▶ PROBLEM DESCRIPTION:
Print the data below verbatim, minus images.

▶ RECORDS TO PROCESS:
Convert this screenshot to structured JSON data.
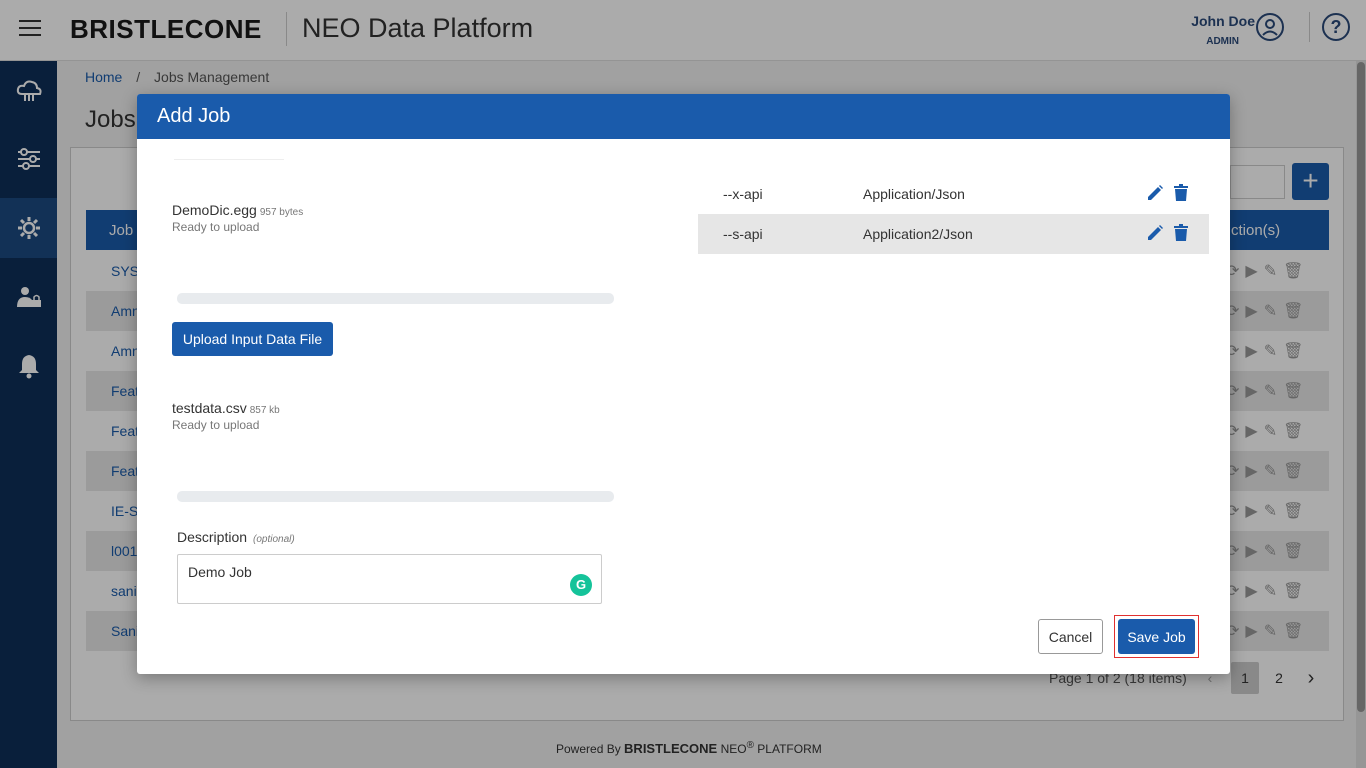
{
  "header": {
    "brand": "BRISTLECONE",
    "app_title": "NEO Data Platform",
    "user_name": "John Doe",
    "user_role": "ADMIN"
  },
  "breadcrumb": {
    "home": "Home",
    "separator": "/",
    "current": "Jobs Management"
  },
  "page_title": "Jobs",
  "table": {
    "col_job": "Job",
    "col_actions": "ction(s)",
    "rows": [
      "SYS-",
      "Amn",
      "Amn",
      "Feat",
      "Feat",
      "Feat",
      "IE-Si",
      "l001",
      "sani",
      "Sani"
    ]
  },
  "pagination": {
    "info": "Page 1 of 2 (18 items)",
    "page1": "1",
    "page2": "2"
  },
  "footer": {
    "powered": "Powered By",
    "brand": "BRISTLECONE",
    "neo": "NEO",
    "reg": "®",
    "platform": "PLATFORM"
  },
  "modal": {
    "title": "Add Job",
    "file1": {
      "name": "DemoDic.egg",
      "size": "957 bytes",
      "status": "Ready to upload"
    },
    "upload_button": "Upload Input Data File",
    "file2": {
      "name": "testdata.csv",
      "size": "857 kb",
      "status": "Ready to upload"
    },
    "description_label": "Description",
    "description_optional": "(optional)",
    "description_value": "Demo Job",
    "params": [
      {
        "key": "--x-api",
        "value": "Application/Json"
      },
      {
        "key": "--s-api",
        "value": "Application2/Json"
      }
    ],
    "cancel_label": "Cancel",
    "save_label": "Save Job"
  },
  "colors": {
    "primary": "#1a5bab",
    "sidebar": "#0e2f58",
    "highlight": "#e03030"
  },
  "icons": [
    "menu-icon",
    "user-icon",
    "help-icon",
    "cloud-icon",
    "filter-icon",
    "settings-icon",
    "user-lock-icon",
    "bell-icon",
    "edit-icon",
    "trash-icon",
    "grammarly-icon"
  ]
}
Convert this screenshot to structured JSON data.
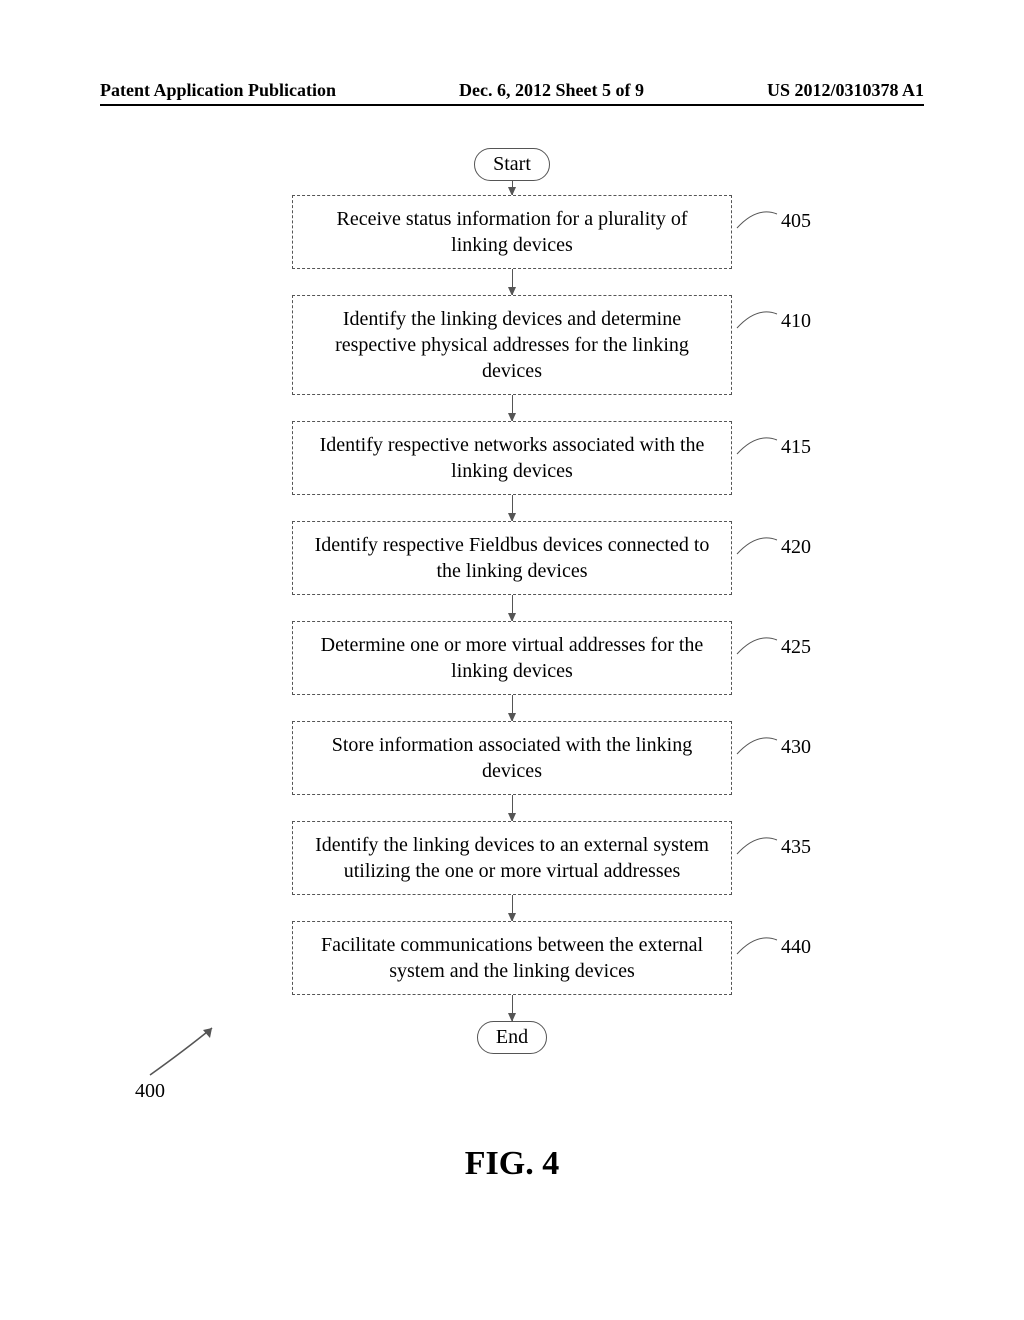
{
  "header": {
    "left": "Patent Application Publication",
    "center": "Dec. 6, 2012  Sheet 5 of 9",
    "right": "US 2012/0310378 A1"
  },
  "flowchart": {
    "start": "Start",
    "end": "End",
    "steps": [
      {
        "ref": "405",
        "text": "Receive status information for a plurality of linking devices"
      },
      {
        "ref": "410",
        "text": "Identify the linking devices and determine respective physical addresses for the linking devices"
      },
      {
        "ref": "415",
        "text": "Identify respective networks associated with the linking devices"
      },
      {
        "ref": "420",
        "text": "Identify respective Fieldbus devices connected to the linking devices"
      },
      {
        "ref": "425",
        "text": "Determine one or more virtual addresses for the linking devices"
      },
      {
        "ref": "430",
        "text": "Store information associated with the linking devices"
      },
      {
        "ref": "435",
        "text": "Identify the linking devices to an external system utilizing the one or more virtual addresses"
      },
      {
        "ref": "440",
        "text": "Facilitate communications between the external system and the linking devices"
      }
    ]
  },
  "figure": {
    "overall_ref": "400",
    "caption": "FIG. 4"
  }
}
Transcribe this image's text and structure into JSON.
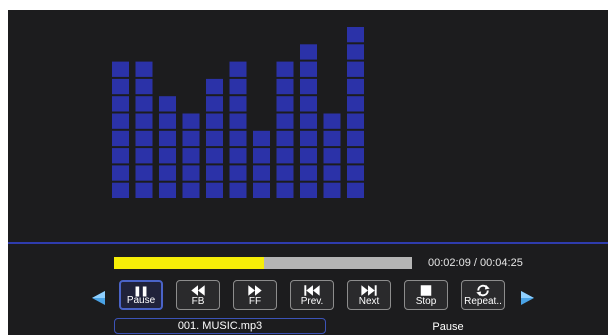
{
  "player": {
    "colors": {
      "background": "#1c1c1e",
      "visualizer_bar": "#2b32a8",
      "divider": "#2f3cae",
      "progress_fill": "#f6ee08",
      "progress_track": "#b5b5b5",
      "selected_border": "#4a63c7",
      "nav_arrow": "#4aa3e6"
    },
    "visualizer": {
      "levels": [
        8,
        8,
        6,
        5,
        7,
        8,
        4,
        8,
        9,
        5,
        10
      ]
    },
    "progress": {
      "fraction": 0.505,
      "time_text": "00:02:09 / 00:04:25"
    },
    "controls": [
      {
        "label": "Pause",
        "icon": "pause-icon",
        "selected": true
      },
      {
        "label": "FB",
        "icon": "fast-backward-icon",
        "selected": false
      },
      {
        "label": "FF",
        "icon": "fast-forward-icon",
        "selected": false
      },
      {
        "label": "Prev.",
        "icon": "previous-track-icon",
        "selected": false
      },
      {
        "label": "Next",
        "icon": "next-track-icon",
        "selected": false
      },
      {
        "label": "Stop",
        "icon": "stop-icon",
        "selected": false
      },
      {
        "label": "Repeat..",
        "icon": "repeat-icon",
        "selected": false
      }
    ],
    "nav_arrows": {
      "left_icon": "arrow-left-icon",
      "right_icon": "arrow-right-icon"
    },
    "file_name": "001. MUSIC.mp3",
    "status": "Pause"
  }
}
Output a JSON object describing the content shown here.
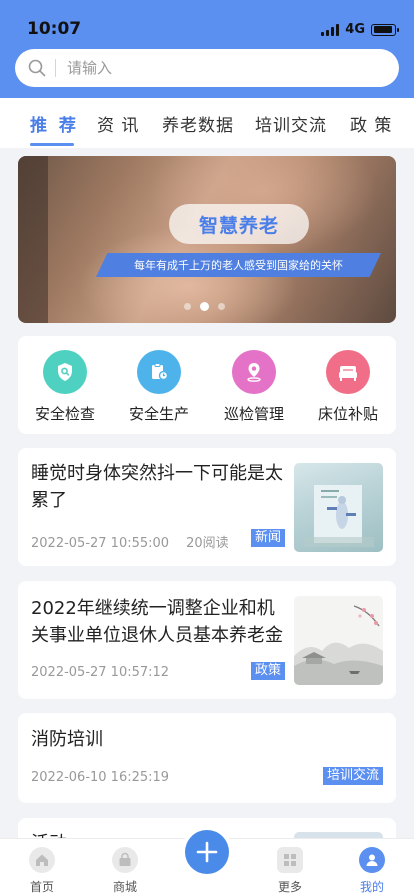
{
  "status_bar": {
    "time": "10:07",
    "network": "4G",
    "battery_level": 0.9
  },
  "search": {
    "placeholder": "请输入"
  },
  "tabs": [
    {
      "label": "推 荐",
      "active": true
    },
    {
      "label": "资 讯",
      "active": false
    },
    {
      "label": "养老数据",
      "active": false
    },
    {
      "label": "培训交流",
      "active": false
    },
    {
      "label": "政 策",
      "active": false
    }
  ],
  "banner": {
    "title": "智慧养老",
    "subtitle": "每年有成千上万的老人感受到国家给的关怀",
    "slide_count": 3,
    "current_slide": 2
  },
  "quick_actions": [
    {
      "label": "安全检查",
      "icon": "shield-search-icon",
      "color": "#4fd1c1"
    },
    {
      "label": "安全生产",
      "icon": "safety-production-icon",
      "color": "#4eb3ea"
    },
    {
      "label": "巡检管理",
      "icon": "location-pin-icon",
      "color": "#e472c6"
    },
    {
      "label": "床位补贴",
      "icon": "bed-icon",
      "color": "#f06e87"
    }
  ],
  "news": [
    {
      "title": "睡觉时身体突然抖一下可能是太累了",
      "date": "2022-05-27 10:55:00",
      "reads": "20阅读",
      "tag": "新闻"
    },
    {
      "title": "2022年继续统一调整企业和机关事业单位退休人员基本养老金",
      "date": "2022-05-27 10:57:12",
      "tag": "政策"
    },
    {
      "title": "消防培训",
      "date": "2022-06-10 16:25:19",
      "tag": "培训交流"
    },
    {
      "title": "活动"
    }
  ],
  "tab_bar": {
    "items": [
      {
        "label": "首页",
        "icon": "home-icon"
      },
      {
        "label": "商城",
        "icon": "shop-icon"
      },
      {
        "label": "更多",
        "icon": "more-grid-icon"
      },
      {
        "label": "我的",
        "icon": "user-icon",
        "active": true
      }
    ],
    "center_button_icon": "plus-icon"
  },
  "colors": {
    "primary": "#5b8ff0",
    "header_bg": "#5b8ff0",
    "page_bg": "#f1f3f6"
  }
}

▶ WRITTEN SOLUTION:
Convert this screenshot to structured JSON data.
{
  "header": {
    "brand": "BRISTLECONE",
    "app_title": "NEO Data Platform",
    "user_name": "John Doe",
    "user_role": "ADMIN"
  },
  "breadcrumb": {
    "home": "Home",
    "separator": "/",
    "current": "Jobs Management"
  },
  "page_title": "Jobs",
  "table": {
    "col_job": "Job",
    "col_actions": "ction(s)",
    "rows": [
      "SYS-",
      "Amn",
      "Amn",
      "Feat",
      "Feat",
      "Feat",
      "IE-Si",
      "l001",
      "sani",
      "Sani"
    ]
  },
  "pagination": {
    "info": "Page 1 of 2 (18 items)",
    "page1": "1",
    "page2": "2"
  },
  "footer": {
    "powered": "Powered By",
    "brand": "BRISTLECONE",
    "neo": "NEO",
    "reg": "®",
    "platform": "PLATFORM"
  },
  "modal": {
    "title": "Add Job",
    "file1": {
      "name": "DemoDic.egg",
      "size": "957 bytes",
      "status": "Ready to upload"
    },
    "upload_button": "Upload Input Data File",
    "file2": {
      "name": "testdata.csv",
      "size": "857 kb",
      "status": "Ready to upload"
    },
    "description_label": "Description",
    "description_optional": "(optional)",
    "description_value": "Demo Job",
    "params": [
      {
        "key": "--x-api",
        "value": "Application/Json"
      },
      {
        "key": "--s-api",
        "value": "Application2/Json"
      }
    ],
    "cancel_label": "Cancel",
    "save_label": "Save Job"
  },
  "colors": {
    "primary": "#1a5bab",
    "sidebar": "#0e2f58",
    "highlight": "#e03030"
  },
  "icons": [
    "menu-icon",
    "user-icon",
    "help-icon",
    "cloud-icon",
    "filter-icon",
    "settings-icon",
    "user-lock-icon",
    "bell-icon",
    "edit-icon",
    "trash-icon",
    "grammarly-icon"
  ]
}
Convert this screenshot to structured JSON data.
{
  "header": {
    "left": "Patent Application Publication",
    "center": "Dec. 6, 2012  Sheet 5 of 9",
    "right": "US 2012/0310378 A1"
  },
  "flowchart": {
    "start": "Start",
    "end": "End",
    "steps": [
      {
        "ref": "405",
        "text": "Receive status information for a plurality of linking devices"
      },
      {
        "ref": "410",
        "text": "Identify the linking devices and determine respective physical addresses for the linking devices"
      },
      {
        "ref": "415",
        "text": "Identify respective networks associated with the linking devices"
      },
      {
        "ref": "420",
        "text": "Identify respective Fieldbus devices connected to the linking devices"
      },
      {
        "ref": "425",
        "text": "Determine one or more virtual addresses for the linking devices"
      },
      {
        "ref": "430",
        "text": "Store information associated with the linking devices"
      },
      {
        "ref": "435",
        "text": "Identify the linking devices to an external system utilizing the one or more virtual addresses"
      },
      {
        "ref": "440",
        "text": "Facilitate communications between the external system and the linking devices"
      }
    ]
  },
  "figure": {
    "overall_ref": "400",
    "caption": "FIG. 4"
  }
}
Transcribe this image's text and structure into JSON.
{
  "player": {
    "colors": {
      "background": "#1c1c1e",
      "visualizer_bar": "#2b32a8",
      "divider": "#2f3cae",
      "progress_fill": "#f6ee08",
      "progress_track": "#b5b5b5",
      "selected_border": "#4a63c7",
      "nav_arrow": "#4aa3e6"
    },
    "visualizer": {
      "levels": [
        8,
        8,
        6,
        5,
        7,
        8,
        4,
        8,
        9,
        5,
        10
      ]
    },
    "progress": {
      "fraction": 0.505,
      "time_text": "00:02:09 / 00:04:25"
    },
    "controls": [
      {
        "label": "Pause",
        "icon": "pause-icon",
        "selected": true
      },
      {
        "label": "FB",
        "icon": "fast-backward-icon",
        "selected": false
      },
      {
        "label": "FF",
        "icon": "fast-forward-icon",
        "selected": false
      },
      {
        "label": "Prev.",
        "icon": "previous-track-icon",
        "selected": false
      },
      {
        "label": "Next",
        "icon": "next-track-icon",
        "selected": false
      },
      {
        "label": "Stop",
        "icon": "stop-icon",
        "selected": false
      },
      {
        "label": "Repeat..",
        "icon": "repeat-icon",
        "selected": false
      }
    ],
    "nav_arrows": {
      "left_icon": "arrow-left-icon",
      "right_icon": "arrow-right-icon"
    },
    "file_name": "001. MUSIC.mp3",
    "status": "Pause"
  }
}
Output a JSON object describing the content shown here.
{
  "status_bar": {
    "time": "10:07",
    "network": "4G",
    "battery_level": 0.9
  },
  "search": {
    "placeholder": "请输入"
  },
  "tabs": [
    {
      "label": "推 荐",
      "active": true
    },
    {
      "label": "资 讯",
      "active": false
    },
    {
      "label": "养老数据",
      "active": false
    },
    {
      "label": "培训交流",
      "active": false
    },
    {
      "label": "政 策",
      "active": false
    }
  ],
  "banner": {
    "title": "智慧养老",
    "subtitle": "每年有成千上万的老人感受到国家给的关怀",
    "slide_count": 3,
    "current_slide": 2
  },
  "quick_actions": [
    {
      "label": "安全检查",
      "icon": "shield-search-icon",
      "color": "#4fd1c1"
    },
    {
      "label": "安全生产",
      "icon": "safety-production-icon",
      "color": "#4eb3ea"
    },
    {
      "label": "巡检管理",
      "icon": "location-pin-icon",
      "color": "#e472c6"
    },
    {
      "label": "床位补贴",
      "icon": "bed-icon",
      "color": "#f06e87"
    }
  ],
  "news": [
    {
      "title": "睡觉时身体突然抖一下可能是太累了",
      "date": "2022-05-27 10:55:00",
      "reads": "20阅读",
      "tag": "新闻"
    },
    {
      "title": "2022年继续统一调整企业和机关事业单位退休人员基本养老金",
      "date": "2022-05-27 10:57:12",
      "tag": "政策"
    },
    {
      "title": "消防培训",
      "date": "2022-06-10 16:25:19",
      "tag": "培训交流"
    },
    {
      "title": "活动"
    }
  ],
  "tab_bar": {
    "items": [
      {
        "label": "首页",
        "icon": "home-icon"
      },
      {
        "label": "商城",
        "icon": "shop-icon"
      },
      {
        "label": "更多",
        "icon": "more-grid-icon"
      },
      {
        "label": "我的",
        "icon": "user-icon",
        "active": true
      }
    ],
    "center_button_icon": "plus-icon"
  },
  "colors": {
    "primary": "#5b8ff0",
    "header_bg": "#5b8ff0",
    "page_bg": "#f1f3f6"
  }
}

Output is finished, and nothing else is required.